While court records show investigators spoke with four alleged victims, Brown said she filed charges in connection with only one because the statute of limitations expired for some of the alleged offenses.
State law suspends the statute of limitations for certain types of sexual abuse involving minors generally, the more serious types of abuse provided authorities file charges within a year after learning about the incidents. In this case, court records show the district attorney’s office has charged Stanislaus with oral copulation and sodomy of one victim, who was 16 at the time.
The alleged victim, who is now 50 and lives in another state, told investigators he has “vivid memories” of being molested, but he was afraid to tell anyone until he went through counseling for a drug problem a few years ago.
Brown said her office expects to use testimony from the other alleged victims, as corroborating evidence, which is required in older cases.
In some ways, authorities acknowledge, the passage of time hindered the investigation.
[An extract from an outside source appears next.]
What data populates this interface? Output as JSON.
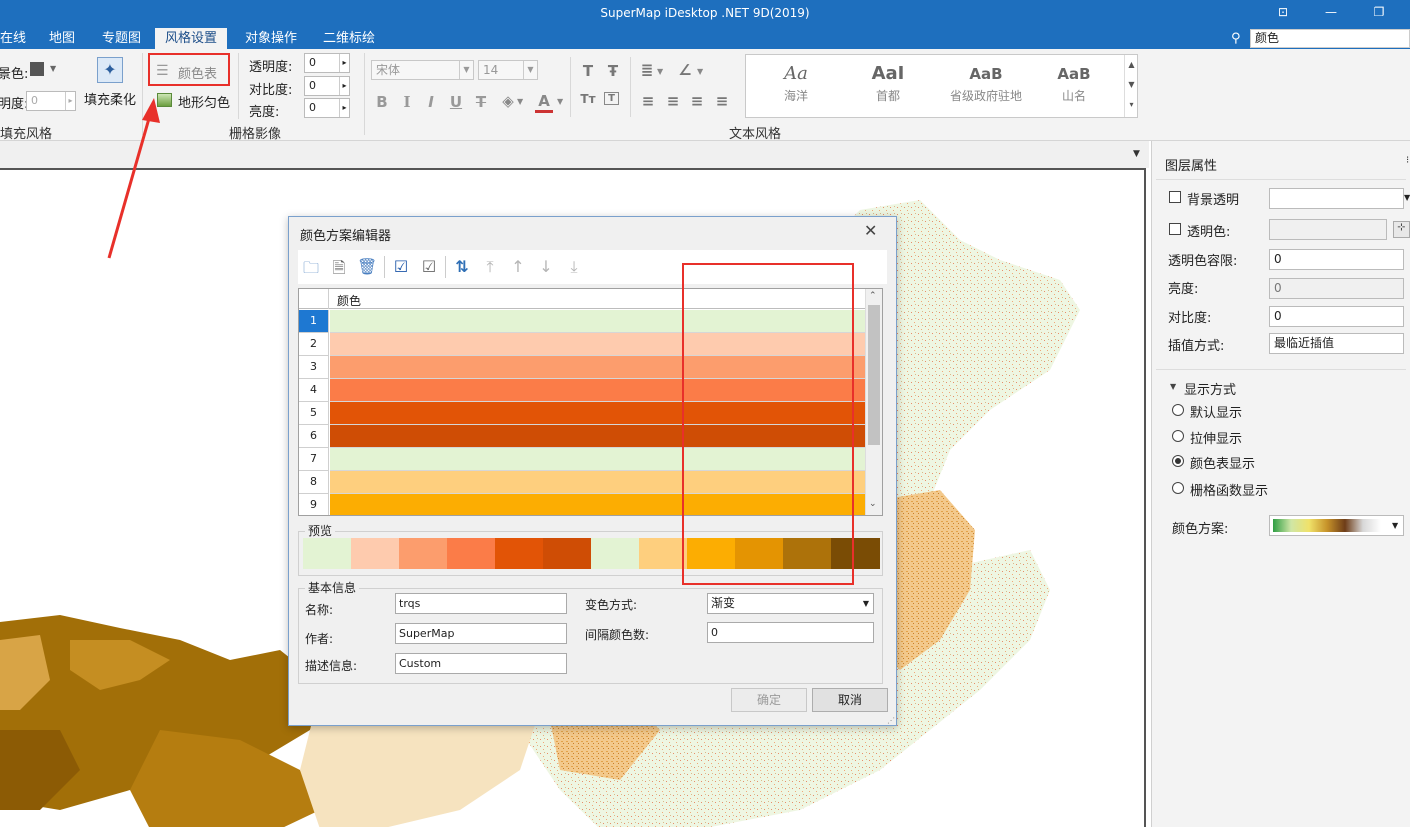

Some of the several dozen boys who had stayed at the home have moved out of state. Some developed drug or alcohol problems and spent time in jail. At least five have died.
One former resident of the home told the Mercury News he didn’t believe the allegations. The 49-year-old San Francisco resident, who asked not to be identified, said Stanislaus was strict but kind, and treated the boys as a parent would.
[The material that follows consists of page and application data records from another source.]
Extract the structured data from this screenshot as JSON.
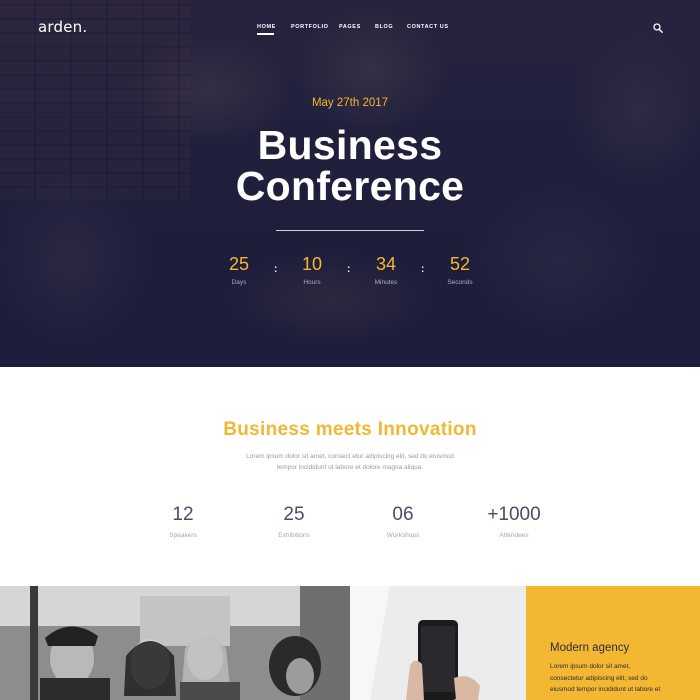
{
  "brand": {
    "logo": "arden."
  },
  "nav": {
    "items": [
      {
        "label": "HOME",
        "active": true
      },
      {
        "label": "PORTFOLIO",
        "active": false
      },
      {
        "label": "PAGES",
        "active": false
      },
      {
        "label": "BLOG",
        "active": false
      },
      {
        "label": "CONTACT US",
        "active": false
      }
    ],
    "search_icon": "search-icon"
  },
  "hero": {
    "date": "May 27th 2017",
    "title_line1": "Business",
    "title_line2": "Conference",
    "countdown": [
      {
        "value": "25",
        "label": "Days"
      },
      {
        "value": "10",
        "label": "Hours"
      },
      {
        "value": "34",
        "label": "Minutes"
      },
      {
        "value": "52",
        "label": "Seconds"
      }
    ],
    "separator": ":"
  },
  "intro": {
    "title": "Business meets Innovation",
    "text_line1": "Lorem ipsum dolor sit amet, consect etur adipiscing elit, sed do eiusmod",
    "text_line2": "tempor incididunt ut labore et dolore magna aliqua.",
    "stats": [
      {
        "value": "12",
        "label": "Speakers"
      },
      {
        "value": "25",
        "label": "Exhibitions"
      },
      {
        "value": "06",
        "label": "Workshops"
      },
      {
        "value": "+1000",
        "label": "Attendees"
      }
    ]
  },
  "promo": {
    "title": "Modern agency",
    "text_line1": "Lorem ipsum dolor sit amet,",
    "text_line2": "consectetur adipiscing elit, sed do",
    "text_line3": "eiusmod tempor incididunt ut labore et"
  },
  "colors": {
    "accent": "#f3b731",
    "hero_overlay": "#181a3c",
    "stat_text": "#4a4e63"
  }
}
But Brown said she believes prosecutors can make a compelling case: “Any victim who reports something 30 years after the fact is still feeling the effects of what occurred 30 years ago and that can be very powerful.”
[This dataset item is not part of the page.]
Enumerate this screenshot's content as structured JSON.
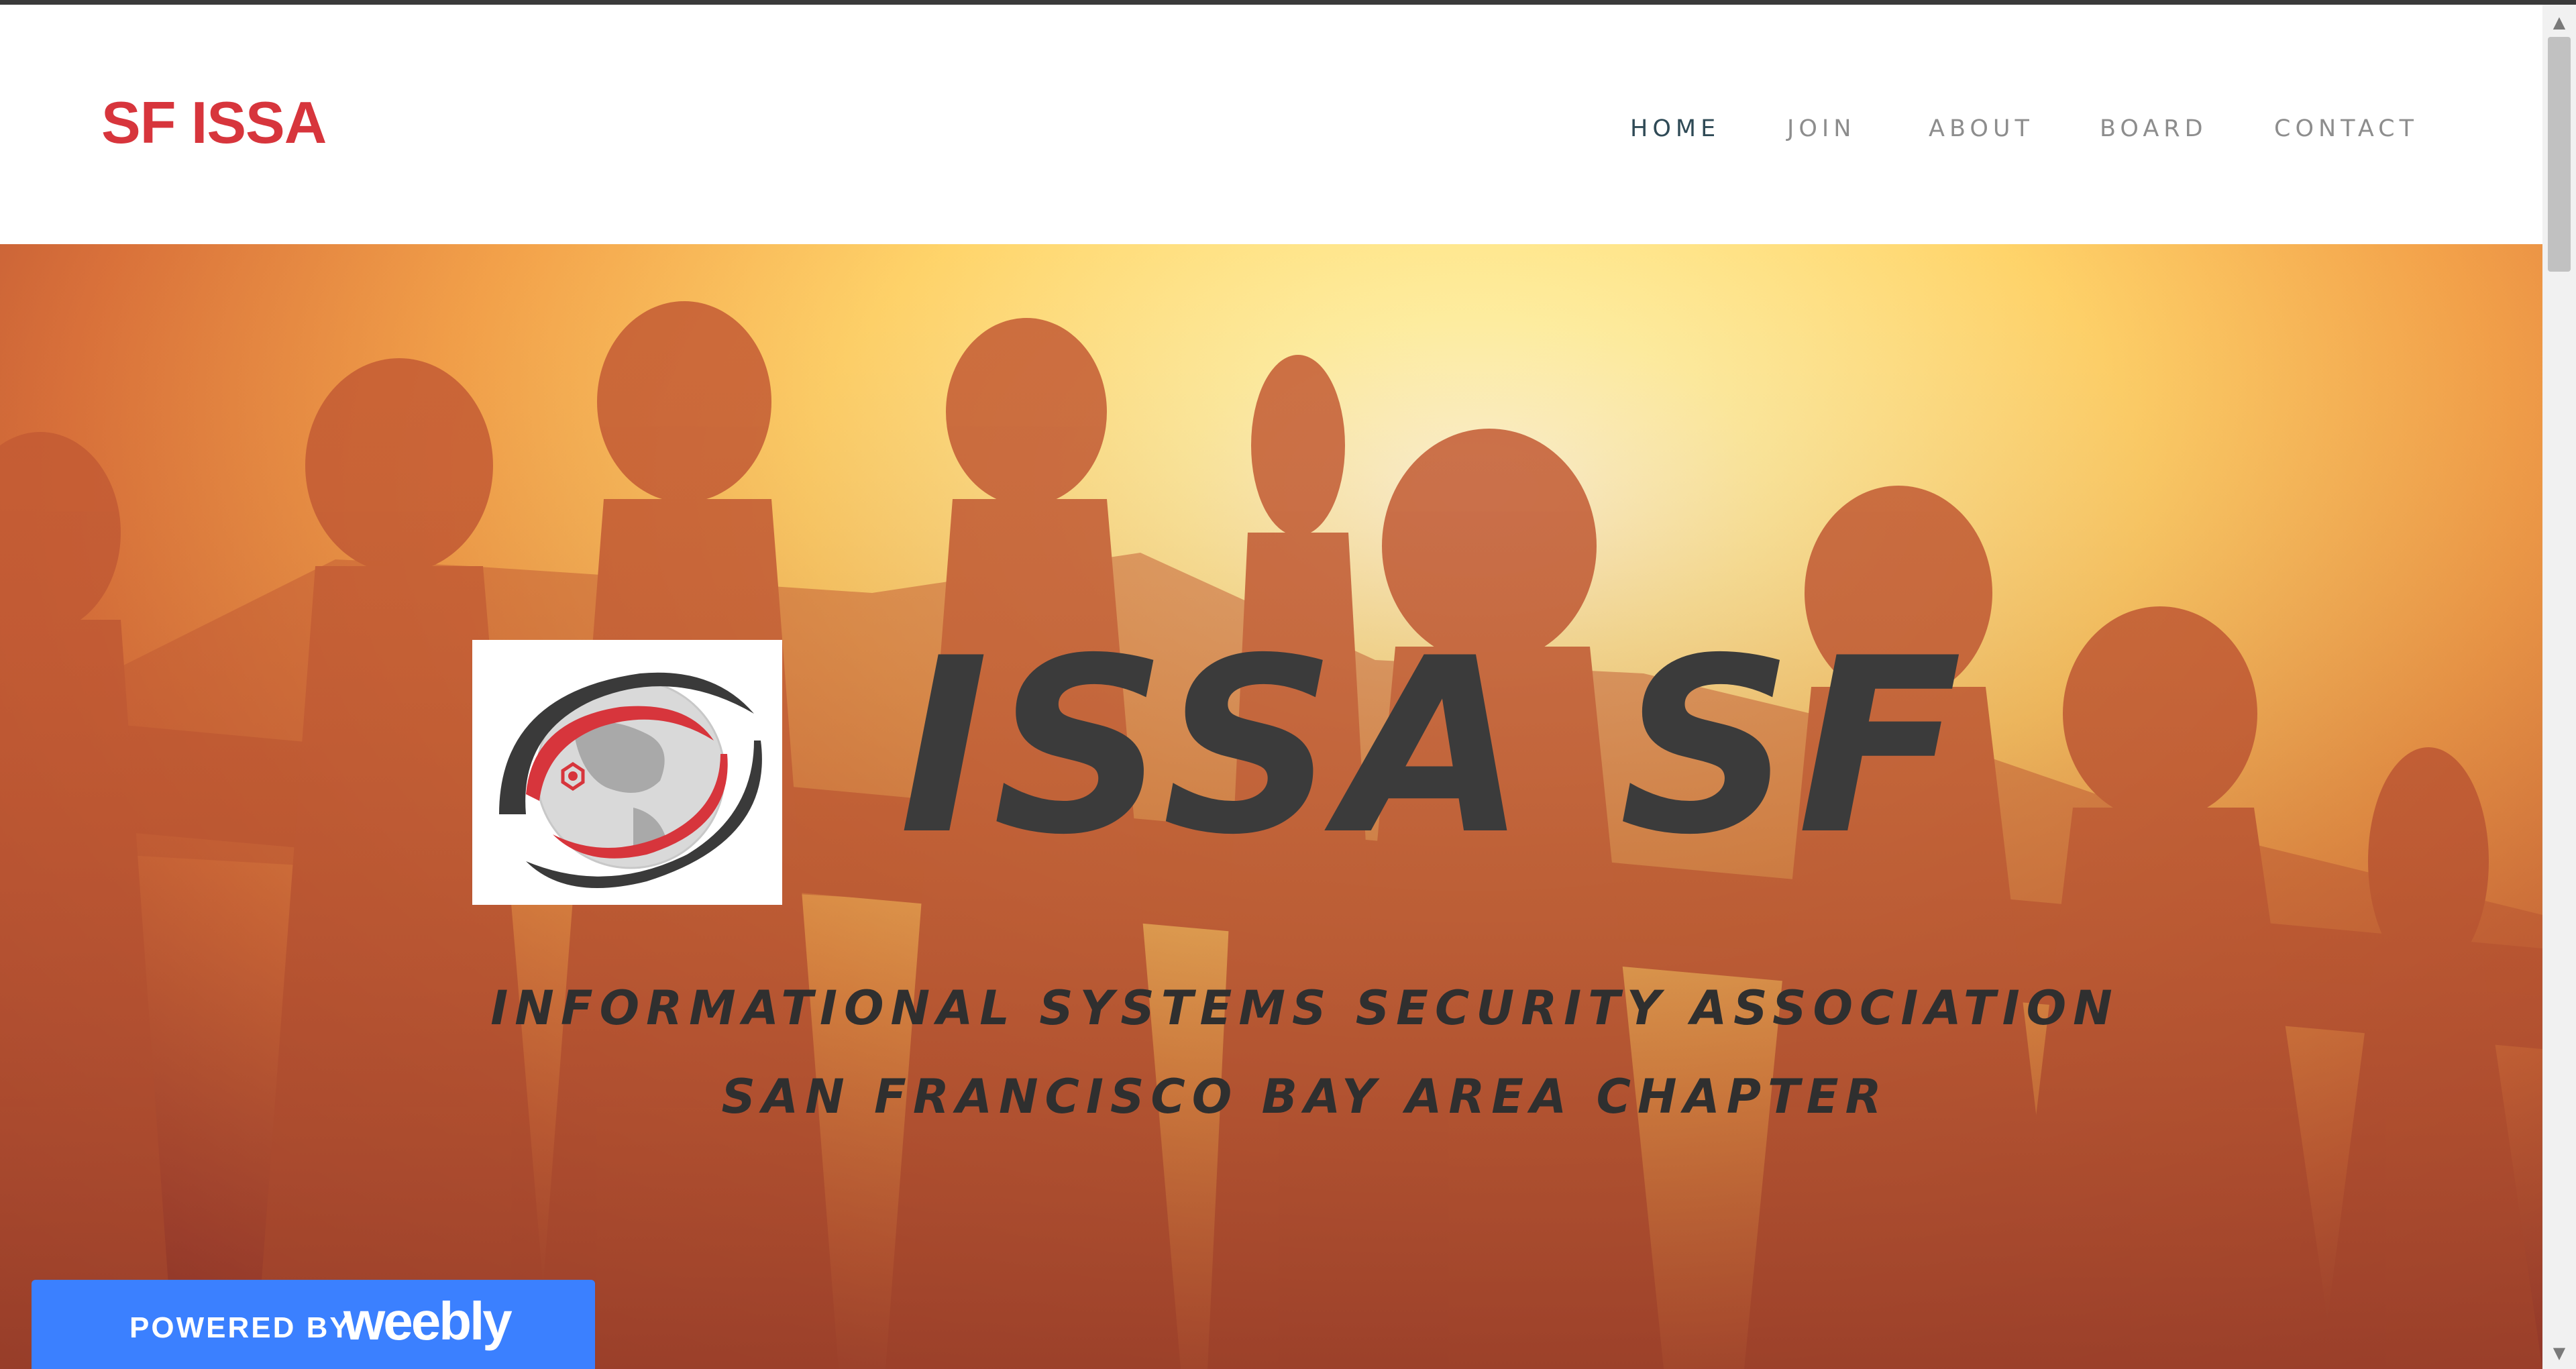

The current investigation was launched by the Santa Clara County Sheriff’s Department after the 49-year-old San Jose man wrote a letter to local police last year.
Complained to aunt
As a boy, he had been disturbed enough by Stanislaus’ actions to tell an aunt about what he described as repeated sexual fondling. Court records show the aunt complained to authorities in 1970 or 1971.
Several boys who were living at the home recalled that police went to the campus of Los Gatos High School, where they were enrolled as students, and asked them whether there was any sexual misconduct at the home.
The boys all denied anything was wrong. Two of them now say they did so because they feared being sent back to juvenile hall.
Exactly what happened next is unclear. Brown said she hasn’t found any case file or report of any law enforcement investigation conducted at that time. But documents filed in court this week show that when sheriff’s detective Guy Kuyot questioned Jesuit officials about Stanislaus last year, they showed him a personnel file containing several references to allegations of misconduct.
The file included a 1971 letter from one Jesuit official to a superior in Rome, according to Kuyot’s report, which summarized the letter as saying “that the DA had called, and said that if Stanislaus was not transferred, an indictment would be sought.”
Naucke, the Jesuit official, said the records from that time are vague. But he confirmed that Jesuit officials transferred Stanislaus to Phoenix. They also apparently closed the Novitiate Home for Boys, which took its name from the Novitiate Center the name then used for a retreat in the Los Gatos hills that the Jesuits now use as a home for retired clergy.